Like most of us, you’ve probably been avidly collecting miles and points with the thought that someday you’ll buy something really cool.
But what happens if, heaven forbid, you die before you have a chance to spend them? Can they be left for a loved one in your will? A recent article in the Financial Post says that they can -- for the most part.
Canadians love their loyalty points
According to a 2009 loyalty marketing census, Canadians hold 115 million loyalty program memberships. In fact, the average Canadian household holds 9.2 memberships. The most popular program by far are Aeroplan and Air Miles. Aeroplan has some 4 million members, and Air Miles has 9.5 million.
Would you leave them to a loved one?
Many people wouldn't think about leaving points to someone in a will.
But if you collect thousands of points each year, you may wish to leave your points in a will. Check your policy closely to see if it’s possible.
Including your points in your will ensures that they fall into the right hands, plus it helps to avoid family conflicts. Depending on the program, rules vary. For instance, Air Miles will allow you to merge your accounts with the account that belongs to the deceased, but you’ll need a death certificate and a letter signed by either the executor or a legal representative.
Aeroplan’s estate transfer policy, on the other hand, will allow you redeem the balance upon declaration of death, provided you supply a copy of the death certificate and a copy of the will, as well as a $30 processing fee. Without a will, you’ll have to provide proof that you’re the spouse or heir of the deceased.
No afterlife for these points
Other credit card programs have even stricter policies, though.
The National Post made some inquiries of some of the more commonly used rewards programs. Upon the cardholder’s death, Shoppers Optimum Rewards Program shuts down the account, denying the right to transfer points that have been earned.
The American Express Company’s credit card rewards program won’t even send a package of forms without a call from an executor. Want to pass on your miles and points without the fuss? You could just hand over your account information, password and account number included.
Most programs allow you to use your points online, without verifying whether or not the account actually belongs to you. The National Post warns that this might actually be against the rules, though. Inheriting those points can be made easier with just a little preparation.
Before calling, be sure you have a copy of the death certificate, the deceased’s loyalty program account numbers, as well as their email address and home address.
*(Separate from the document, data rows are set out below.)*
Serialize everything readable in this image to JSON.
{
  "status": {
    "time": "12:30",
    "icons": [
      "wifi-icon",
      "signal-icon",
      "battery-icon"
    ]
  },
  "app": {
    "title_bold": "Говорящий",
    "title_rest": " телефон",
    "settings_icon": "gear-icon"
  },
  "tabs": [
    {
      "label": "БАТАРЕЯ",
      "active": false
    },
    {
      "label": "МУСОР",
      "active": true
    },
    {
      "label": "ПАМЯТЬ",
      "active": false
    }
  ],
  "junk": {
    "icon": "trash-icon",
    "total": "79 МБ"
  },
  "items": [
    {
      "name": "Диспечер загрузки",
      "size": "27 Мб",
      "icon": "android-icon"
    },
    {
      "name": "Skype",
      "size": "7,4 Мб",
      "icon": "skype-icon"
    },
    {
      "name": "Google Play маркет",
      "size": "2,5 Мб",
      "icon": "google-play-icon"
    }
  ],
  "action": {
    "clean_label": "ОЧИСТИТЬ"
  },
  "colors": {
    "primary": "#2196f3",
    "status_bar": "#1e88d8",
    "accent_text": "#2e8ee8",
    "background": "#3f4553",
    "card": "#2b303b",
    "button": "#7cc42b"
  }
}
Also, open your own account so that there’s somewhere to transfer those points.
Finally, if you don’t have the will itself, be sure you have a letter from the executor.